The real trail didn’t occur until the Ice Age Trail and it did not disappoint. There were roots, large rock hills and down hills, and after you beat your legs for 3.5 miles you get to run/walk up a 40 foot tower. The Ice Age Trail is beautiful. You’re in the forest running like you should, fully engaged in your surroundings, or you might break something.

As I’m finding out on the marathons that I’m running the best part of the race is the people. On the way out I ran with a 65 year-old trail running vet who has run this course often. I also met a college kid who was a former high school football offensive lineman who after an undisclosed illness lost over 100 pounds and now could not even be a wide receiver, but he is a pretty darn good runner. The 65 year old was having trouble on the paved trail, but once we got to the Ice Age trail he became a mountain goat and kicked my butt. The kid I lost when I stopped to snug up my shoes for the trail. The kid asked if I wanted him to wait for me, and I said no, I’ll try to catch up, big mistake, never happened. I would come to regret this later.

Another thing about trail runners, they’re very accommodating. If you’re on a single track, they’ll move over to let your pass. If a leader is coming back on the trail he gets the right of way. Very nice people, a fact that would be confirmed at the Navarino Trail marathon in a few weeks.

Well I made it up the tower and started back, and watched my 65 year-old buddy really go into mountain goat mode. In a matter of a quarter mile he was out of sight and I wouldn’t see him again until the food table after the race.

Left with no buddies to talk to, the second half marathon totally sucked. For those who know me, I need to talk; I’m a social animal, at least until the last 2 miles of a run when I’m hurting.

Finally finished and then hooked up with my new buddies, had a couple bagels Gatorade and a shower then headed home.

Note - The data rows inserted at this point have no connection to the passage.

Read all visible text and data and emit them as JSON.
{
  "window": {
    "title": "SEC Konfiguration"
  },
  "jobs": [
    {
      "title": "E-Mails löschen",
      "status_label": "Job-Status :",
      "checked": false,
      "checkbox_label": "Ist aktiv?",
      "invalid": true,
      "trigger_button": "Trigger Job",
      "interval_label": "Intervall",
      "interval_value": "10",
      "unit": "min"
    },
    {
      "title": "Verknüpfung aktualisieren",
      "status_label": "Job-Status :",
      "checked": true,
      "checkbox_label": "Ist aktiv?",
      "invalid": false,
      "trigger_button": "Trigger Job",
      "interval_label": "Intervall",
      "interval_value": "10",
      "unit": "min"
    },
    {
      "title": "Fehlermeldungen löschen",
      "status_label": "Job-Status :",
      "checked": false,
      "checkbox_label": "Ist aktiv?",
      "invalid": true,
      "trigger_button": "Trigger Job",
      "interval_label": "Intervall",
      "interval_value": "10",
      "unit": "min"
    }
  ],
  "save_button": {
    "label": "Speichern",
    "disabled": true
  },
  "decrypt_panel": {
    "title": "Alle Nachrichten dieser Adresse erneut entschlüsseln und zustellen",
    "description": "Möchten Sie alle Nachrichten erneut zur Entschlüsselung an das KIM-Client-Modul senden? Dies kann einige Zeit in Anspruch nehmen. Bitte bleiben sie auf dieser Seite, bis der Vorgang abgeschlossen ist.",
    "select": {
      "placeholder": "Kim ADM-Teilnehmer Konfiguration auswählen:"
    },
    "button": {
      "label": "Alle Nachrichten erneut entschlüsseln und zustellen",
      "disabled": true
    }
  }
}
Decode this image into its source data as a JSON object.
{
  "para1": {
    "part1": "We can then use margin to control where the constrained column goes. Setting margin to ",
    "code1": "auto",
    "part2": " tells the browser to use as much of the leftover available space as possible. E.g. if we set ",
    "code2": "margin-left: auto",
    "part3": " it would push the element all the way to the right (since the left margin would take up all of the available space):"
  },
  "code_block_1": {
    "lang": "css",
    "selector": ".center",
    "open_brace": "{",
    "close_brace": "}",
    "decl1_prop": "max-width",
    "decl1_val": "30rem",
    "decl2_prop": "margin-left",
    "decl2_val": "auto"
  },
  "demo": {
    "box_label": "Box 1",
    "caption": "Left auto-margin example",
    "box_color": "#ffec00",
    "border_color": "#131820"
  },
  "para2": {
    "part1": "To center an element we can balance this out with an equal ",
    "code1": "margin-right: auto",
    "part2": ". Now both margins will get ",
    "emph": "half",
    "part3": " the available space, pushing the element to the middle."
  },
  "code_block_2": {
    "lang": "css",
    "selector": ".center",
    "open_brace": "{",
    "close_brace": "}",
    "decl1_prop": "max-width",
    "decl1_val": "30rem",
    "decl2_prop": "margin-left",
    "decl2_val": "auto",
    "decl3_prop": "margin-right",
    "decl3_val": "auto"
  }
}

Other items
If you read the reviews of the race some people complained about the traffic back in town, the surly cops and unhelpful volunteers. What race did they run? Perhaps they should thank the volunteers once in a while. I meet very helpful people along the way from the race director to the cops to the vols, great people. Overall this is a beautiful course. Very low fees and a great value. Do it if you can next year.